The Honda Celebration of Light is always a highlight of summer in Vancouver. In fact, it’s been a feature of summer celebrations here for over thirty years.
A Little History
The fireworks, which were initially known as the Symphony of Fire, first started in 1990. It is now recognized as one of the longest running, off-shore fireworks festivals in the world. Attendance has grown to a stunning 1.4 million people. This summer, three nations compete on July 22, July 26, and July 29th with one being selected by the judges as winner. The winner will be announced on August 2nd.
The Celebration of Light is overseen by the Vancouver Fireworks Festival Society, whose main goal has always been to spark togetherness with this free family event. Archangel Fireworks are the people who put the pyro into the pyromusical shows that make up the Celebration of Light. The Archangel team works with the visiting national fireworks teams from each competing country. This year, Australia, Mexico, and the Philippines are competing.
While the range of fireworks used is essentially the same for each performance, teams design their own unique shows, and are allowed to bring any special items that may be needed for their particular performance.
While fireworks technicians will still light individual fireworks by hand, for a show of this size, with this degree of musical synchronization, the shows are programmed using GPS. The file of the performance is synced with the file of music, and what we see from the shore is, hopefully, a perfectly choreographed performance.
A small team of technicians does remain on the barge during the performance to monitor the fireworks. One can only imagine how spectacular the show must look when seen from directly underneath, with showers of sparks raining down from above. Concerns during summer in Vancouver could be either too much rain or too much sun but Archangel president, Kelly Guille, says there is no such thing as “too anything” when you have a good crew.
The firework mortars range in size that correspond with the size of explosion. The largest ones will cover the whole sky, while single fireworks, similar to Roman candles, are utilized for smaller, more exact effects. The towers on the fireworks barge are used for these individual mortars. The Mexican team, for example, utilizes eight to nine hundred. The explosive used isn’t gun powder but black powder, and the mortars are piled with sand to prevent any inadvertent fires or explosions. After the show, the team clears anything that might not have gone off.
A Celebration of Culture
The actual fireworks display is the pinnacle of each evening but the overall Honda Celebration of Light features live performances as well as food vendors. The Mexican and Filipino consulates have organized a lineup of exciting performances for each of their fireworks dates. The live performances take place from 2-8pm in Morton Park.
To feed the large number of people visiting the English Bay area for the Honda Celebration of Light, eighteen different food vendors will be setting up service along Beach Avenue. Some other additional food vendors will be in Vanier Park and Morton Park as well but the Beach Avenue gathering will have the biggest range of tasty treats.
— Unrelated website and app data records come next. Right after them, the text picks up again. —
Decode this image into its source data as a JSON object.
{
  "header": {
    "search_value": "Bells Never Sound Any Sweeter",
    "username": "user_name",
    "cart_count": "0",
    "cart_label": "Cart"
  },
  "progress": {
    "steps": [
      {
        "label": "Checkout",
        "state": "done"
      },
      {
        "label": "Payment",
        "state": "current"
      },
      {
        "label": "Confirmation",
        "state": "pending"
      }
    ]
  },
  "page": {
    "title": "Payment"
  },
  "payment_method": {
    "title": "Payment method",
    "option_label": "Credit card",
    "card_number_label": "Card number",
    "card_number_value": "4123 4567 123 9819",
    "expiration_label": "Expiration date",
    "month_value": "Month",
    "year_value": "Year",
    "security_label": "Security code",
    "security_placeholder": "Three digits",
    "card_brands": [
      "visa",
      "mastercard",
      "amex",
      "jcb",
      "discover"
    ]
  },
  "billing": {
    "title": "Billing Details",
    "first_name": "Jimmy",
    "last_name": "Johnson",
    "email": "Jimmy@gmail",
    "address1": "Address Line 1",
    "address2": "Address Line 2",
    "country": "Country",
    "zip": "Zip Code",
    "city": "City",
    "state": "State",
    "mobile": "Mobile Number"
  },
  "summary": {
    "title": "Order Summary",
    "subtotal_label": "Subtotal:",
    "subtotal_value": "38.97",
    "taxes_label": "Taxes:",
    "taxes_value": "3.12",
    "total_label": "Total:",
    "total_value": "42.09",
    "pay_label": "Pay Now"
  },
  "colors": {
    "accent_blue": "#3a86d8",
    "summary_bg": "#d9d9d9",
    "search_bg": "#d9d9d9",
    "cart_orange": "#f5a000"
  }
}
Delicacies from Japan, Peru, and Malaysia will be available, as well as tacos, grilled cheese sandwiches, hotdogs, and poke.
Where to Watch
Tickets can also be obtained for the special viewing platforms like Inukshuk Point, the Scotiabank Lounge, or the Concord Pacific Grandstand. The competition judges watch from the grandstand, so if you want their exact view, that’s the spot to be. Tickets to these viewing platforms include access to licensed bars, or complimentary canapés, with the most comprehensive package including beachside a dinner as well as drinks at Inukshuk Point.
Whether watching from the waterside or from a balcony, rooftop, or window, the Honda Celebration of Light will spark wonder. The last night of this year’s fireworks is July 29th.